Later in the day still basking in the glow of Janifer’s victory over customs; I went down the hall to get tea and saw my American friend - Anne. “I have your test results. They are quite interesting. If you have a few minutes we can discuss them”.  Her use of the word “interesting” got my attention.

A few minutes later we met in my office. Anne started by revisiting my current situation – wondering aloud how long I had worked for worked for a “big company”. I told her that I had been with the same company for 16 years, had worked in multiple locations and been promoted on average every 2.5 years. She smiled and said she was very surprised that I could survive let alone thrive in a corporate environment. By now I was curious to hear more details about results and her conclusions. She explained that normally someone with test results like mine had trouble functioning in a big company. I told her I wasn’t necessarily convinced that the kind of testing her company did was a great predictor of success. She suggested that I spend a few minutes reading my results and then we could discuss what they “normally” meant in more detail.

After reading the results and conclusions – I thought most of them represented my personality and mindset reasonably well. We reconvened to continue the discussion. “Well normally someone who shows the combination of an extreme need to get things done and a very low tolerance of bureaucracy has trouble functioning in a large organization especially at a senior level”. “Your profile looks more like someone who prefers entrepreneurial activity.” I smiled and said “Well Anne – I think the test results are valid.” She gave me a quizzical look. I continued: “Well, my boss is 7,000 miles away and cares more about my results than the details of how I get them.” “Most people in my company think Asia is all ‘third world’ and couldn’t imagine living here which created an opportunity for me.” She looked surprised at my candor. “Honestly, as a young man I was very risk averse, clueless and too chicken to start my own business. My first job after grad school was with an oil company – I wanted security. It wasn’t until I had been in the corporate world a few years that I began to feel like a ‘drone’. I targeted assignments that gave me as much independence as I could have and still work inside big organization. The ex-pat assignment gave me maximum freedom plus a higher pay package because of the perception that living in Asia was a sacrifice”. We were silent for a minute.
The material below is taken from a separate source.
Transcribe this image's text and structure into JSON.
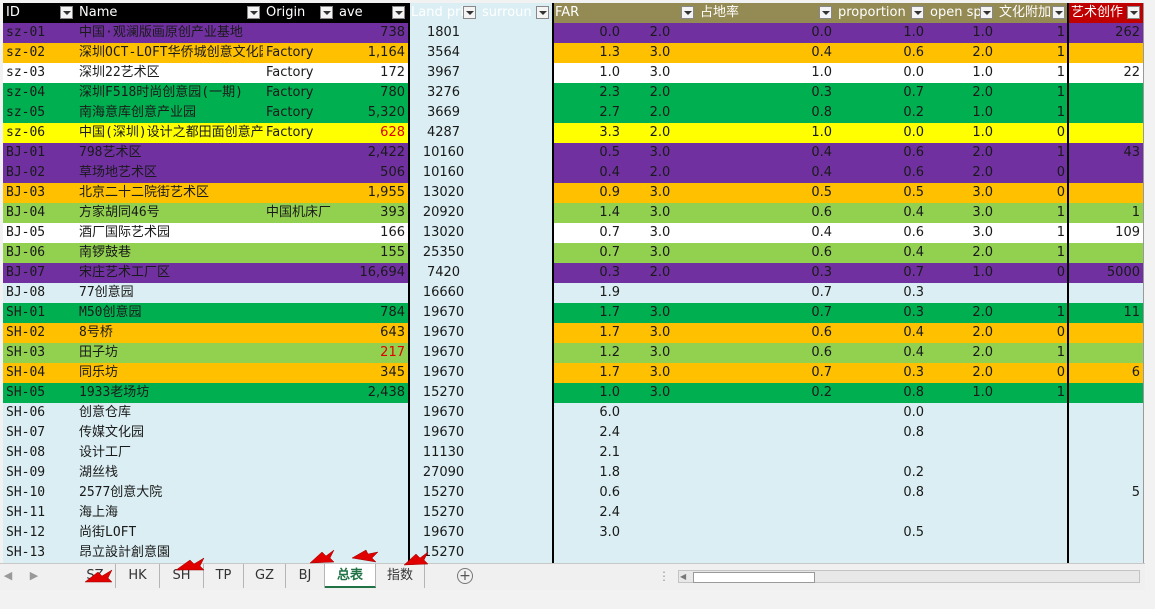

Finally I said: “I knew when I left the US for Japan that the odds of me successfully repatriating were slim. The company pushed me hard to come to China and I leveraged the situation to maximize the benefit to my family”.   

I spent five wonderful, frustrating, complicated and interesting years in China but in the first week I was there my interaction with Anne validated the belief I already had in the back of my mind that my corporate life was not going to last long after I repatriated.
I was fortunate to hire several people that taught me invaluable lessons about doing business in China and learning to think outside my comfort zone. Learning to operate in China was great preparation for what I am doing today.
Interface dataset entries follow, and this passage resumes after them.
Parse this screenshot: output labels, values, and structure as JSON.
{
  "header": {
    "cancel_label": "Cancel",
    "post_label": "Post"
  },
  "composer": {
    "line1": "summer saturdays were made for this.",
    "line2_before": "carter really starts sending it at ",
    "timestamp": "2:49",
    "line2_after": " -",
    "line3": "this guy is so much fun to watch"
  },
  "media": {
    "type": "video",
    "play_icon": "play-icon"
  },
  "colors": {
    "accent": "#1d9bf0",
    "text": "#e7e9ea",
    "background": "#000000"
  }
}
This week is the third anniversary of getting fired by my employer of almost a quarter of a century. My experiences getting things done in Japan and China with limited support from my employer plus the relationships I developed overseas gave me the confidence to do in my 50s what I wished I could have done in my 20s – start my own business. My daughters are in their 20s and both seem to have the same desire to work independently. I hope they can do from the beginning of their work lives what it took me until late in the “3rd quarter” to accomplish.